## [ASSIGNMENT]
Answer with one number only: the count of lines below that hold the word "title".

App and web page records
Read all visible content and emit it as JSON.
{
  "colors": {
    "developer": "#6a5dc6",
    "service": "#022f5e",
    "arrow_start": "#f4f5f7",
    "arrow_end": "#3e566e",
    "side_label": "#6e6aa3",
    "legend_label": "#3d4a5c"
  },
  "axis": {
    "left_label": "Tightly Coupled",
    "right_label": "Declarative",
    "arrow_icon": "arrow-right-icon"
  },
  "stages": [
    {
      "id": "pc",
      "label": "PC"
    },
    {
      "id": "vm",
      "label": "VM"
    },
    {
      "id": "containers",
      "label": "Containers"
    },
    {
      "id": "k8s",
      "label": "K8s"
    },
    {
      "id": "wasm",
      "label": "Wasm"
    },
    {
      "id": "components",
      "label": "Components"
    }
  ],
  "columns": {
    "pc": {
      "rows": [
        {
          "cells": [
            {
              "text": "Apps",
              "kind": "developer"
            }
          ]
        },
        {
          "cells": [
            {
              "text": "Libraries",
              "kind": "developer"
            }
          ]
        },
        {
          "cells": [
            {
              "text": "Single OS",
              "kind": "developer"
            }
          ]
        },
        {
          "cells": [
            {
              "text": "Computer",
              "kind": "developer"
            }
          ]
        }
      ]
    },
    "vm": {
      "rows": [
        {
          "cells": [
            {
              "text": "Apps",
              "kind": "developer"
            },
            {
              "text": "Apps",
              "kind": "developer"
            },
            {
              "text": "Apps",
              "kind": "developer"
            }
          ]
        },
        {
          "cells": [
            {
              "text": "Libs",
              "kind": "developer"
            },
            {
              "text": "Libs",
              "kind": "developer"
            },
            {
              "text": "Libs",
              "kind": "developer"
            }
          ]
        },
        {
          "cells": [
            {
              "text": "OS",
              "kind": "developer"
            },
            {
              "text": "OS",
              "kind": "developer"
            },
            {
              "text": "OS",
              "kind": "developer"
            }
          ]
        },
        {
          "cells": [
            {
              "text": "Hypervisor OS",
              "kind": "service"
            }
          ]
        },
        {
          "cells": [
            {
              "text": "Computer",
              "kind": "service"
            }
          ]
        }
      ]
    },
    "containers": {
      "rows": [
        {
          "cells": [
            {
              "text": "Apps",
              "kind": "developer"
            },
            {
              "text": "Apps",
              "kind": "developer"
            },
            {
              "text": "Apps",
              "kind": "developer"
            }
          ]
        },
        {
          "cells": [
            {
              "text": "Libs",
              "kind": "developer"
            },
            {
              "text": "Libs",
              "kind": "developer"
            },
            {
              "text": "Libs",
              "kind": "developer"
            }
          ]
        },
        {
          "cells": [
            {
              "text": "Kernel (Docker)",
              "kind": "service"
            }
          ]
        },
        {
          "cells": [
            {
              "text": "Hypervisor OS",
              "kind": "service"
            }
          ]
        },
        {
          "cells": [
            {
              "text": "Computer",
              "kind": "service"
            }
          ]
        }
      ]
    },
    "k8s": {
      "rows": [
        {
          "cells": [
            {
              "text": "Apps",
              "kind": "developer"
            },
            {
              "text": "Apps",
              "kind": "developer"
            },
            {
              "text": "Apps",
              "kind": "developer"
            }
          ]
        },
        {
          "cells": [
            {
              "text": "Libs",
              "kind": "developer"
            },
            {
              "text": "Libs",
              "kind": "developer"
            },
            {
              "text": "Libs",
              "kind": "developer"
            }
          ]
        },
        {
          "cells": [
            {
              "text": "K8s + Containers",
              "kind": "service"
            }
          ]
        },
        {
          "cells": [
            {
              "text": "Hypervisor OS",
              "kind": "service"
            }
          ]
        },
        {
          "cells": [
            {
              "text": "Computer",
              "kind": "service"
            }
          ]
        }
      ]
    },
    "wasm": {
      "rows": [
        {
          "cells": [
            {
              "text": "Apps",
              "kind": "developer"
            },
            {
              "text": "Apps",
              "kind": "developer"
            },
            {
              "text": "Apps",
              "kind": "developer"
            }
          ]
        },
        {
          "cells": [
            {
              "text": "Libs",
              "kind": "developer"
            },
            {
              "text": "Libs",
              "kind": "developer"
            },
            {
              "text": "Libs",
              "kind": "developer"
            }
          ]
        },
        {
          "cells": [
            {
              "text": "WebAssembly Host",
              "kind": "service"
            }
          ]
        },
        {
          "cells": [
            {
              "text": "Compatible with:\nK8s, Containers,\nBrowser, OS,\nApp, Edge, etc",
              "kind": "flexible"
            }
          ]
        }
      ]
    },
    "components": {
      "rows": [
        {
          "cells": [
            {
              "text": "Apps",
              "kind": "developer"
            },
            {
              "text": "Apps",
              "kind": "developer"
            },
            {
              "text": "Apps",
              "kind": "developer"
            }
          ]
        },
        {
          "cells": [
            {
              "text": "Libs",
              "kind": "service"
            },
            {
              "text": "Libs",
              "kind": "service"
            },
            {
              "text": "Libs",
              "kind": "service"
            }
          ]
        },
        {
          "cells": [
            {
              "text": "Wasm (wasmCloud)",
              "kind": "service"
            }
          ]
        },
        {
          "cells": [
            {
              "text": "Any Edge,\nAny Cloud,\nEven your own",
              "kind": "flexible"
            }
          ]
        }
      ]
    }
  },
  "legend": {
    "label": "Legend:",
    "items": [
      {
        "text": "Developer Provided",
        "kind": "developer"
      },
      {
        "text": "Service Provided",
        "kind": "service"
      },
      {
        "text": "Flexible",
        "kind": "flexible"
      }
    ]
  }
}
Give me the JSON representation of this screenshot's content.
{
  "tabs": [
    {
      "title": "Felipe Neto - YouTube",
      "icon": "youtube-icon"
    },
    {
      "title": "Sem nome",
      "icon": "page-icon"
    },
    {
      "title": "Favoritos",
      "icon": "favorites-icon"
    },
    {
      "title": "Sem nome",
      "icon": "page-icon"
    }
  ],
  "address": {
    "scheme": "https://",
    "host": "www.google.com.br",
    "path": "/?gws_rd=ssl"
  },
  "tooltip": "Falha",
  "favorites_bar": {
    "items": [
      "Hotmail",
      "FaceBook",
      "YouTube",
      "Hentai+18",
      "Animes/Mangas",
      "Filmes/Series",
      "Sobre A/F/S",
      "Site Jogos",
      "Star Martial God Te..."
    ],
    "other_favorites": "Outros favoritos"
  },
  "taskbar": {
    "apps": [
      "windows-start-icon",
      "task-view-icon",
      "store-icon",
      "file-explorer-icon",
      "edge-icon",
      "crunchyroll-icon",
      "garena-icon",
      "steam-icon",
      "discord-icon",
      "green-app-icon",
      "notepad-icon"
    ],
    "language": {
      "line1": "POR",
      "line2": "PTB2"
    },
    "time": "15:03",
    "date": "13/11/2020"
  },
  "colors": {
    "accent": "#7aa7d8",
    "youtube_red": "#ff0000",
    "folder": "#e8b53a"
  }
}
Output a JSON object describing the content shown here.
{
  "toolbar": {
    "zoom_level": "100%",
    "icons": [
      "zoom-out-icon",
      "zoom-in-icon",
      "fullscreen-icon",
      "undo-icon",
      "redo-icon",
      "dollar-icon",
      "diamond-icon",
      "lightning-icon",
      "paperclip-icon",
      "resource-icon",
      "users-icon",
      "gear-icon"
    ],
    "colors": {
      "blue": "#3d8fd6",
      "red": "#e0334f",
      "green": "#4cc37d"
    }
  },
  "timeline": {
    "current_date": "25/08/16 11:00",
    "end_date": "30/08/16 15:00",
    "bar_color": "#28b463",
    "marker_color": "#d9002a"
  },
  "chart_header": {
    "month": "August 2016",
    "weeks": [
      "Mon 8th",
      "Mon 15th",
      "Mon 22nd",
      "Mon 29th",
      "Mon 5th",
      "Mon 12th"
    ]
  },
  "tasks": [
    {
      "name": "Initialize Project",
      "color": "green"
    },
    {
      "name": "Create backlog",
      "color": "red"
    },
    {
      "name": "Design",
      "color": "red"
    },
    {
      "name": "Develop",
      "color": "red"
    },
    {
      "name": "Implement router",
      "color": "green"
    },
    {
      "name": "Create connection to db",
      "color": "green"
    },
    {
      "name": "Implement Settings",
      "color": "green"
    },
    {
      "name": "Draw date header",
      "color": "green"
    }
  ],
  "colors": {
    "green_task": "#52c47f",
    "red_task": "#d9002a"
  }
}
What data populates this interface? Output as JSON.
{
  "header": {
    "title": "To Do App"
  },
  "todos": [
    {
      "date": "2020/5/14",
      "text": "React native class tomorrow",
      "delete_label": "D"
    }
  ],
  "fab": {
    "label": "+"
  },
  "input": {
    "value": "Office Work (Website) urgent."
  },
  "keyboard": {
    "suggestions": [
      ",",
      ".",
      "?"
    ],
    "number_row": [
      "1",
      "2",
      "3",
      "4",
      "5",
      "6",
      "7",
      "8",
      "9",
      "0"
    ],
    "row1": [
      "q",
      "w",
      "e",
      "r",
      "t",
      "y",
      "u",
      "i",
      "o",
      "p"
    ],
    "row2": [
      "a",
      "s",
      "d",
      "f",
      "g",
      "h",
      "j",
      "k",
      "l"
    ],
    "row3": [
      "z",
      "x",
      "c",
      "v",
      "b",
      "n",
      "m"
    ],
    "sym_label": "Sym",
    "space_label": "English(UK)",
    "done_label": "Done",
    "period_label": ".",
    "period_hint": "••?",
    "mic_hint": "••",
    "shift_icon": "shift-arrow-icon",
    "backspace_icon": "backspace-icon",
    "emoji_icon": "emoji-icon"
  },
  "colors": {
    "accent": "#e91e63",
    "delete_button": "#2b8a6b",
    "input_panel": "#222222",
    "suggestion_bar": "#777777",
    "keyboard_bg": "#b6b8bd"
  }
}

## [COMPLETED EXERCISE]
5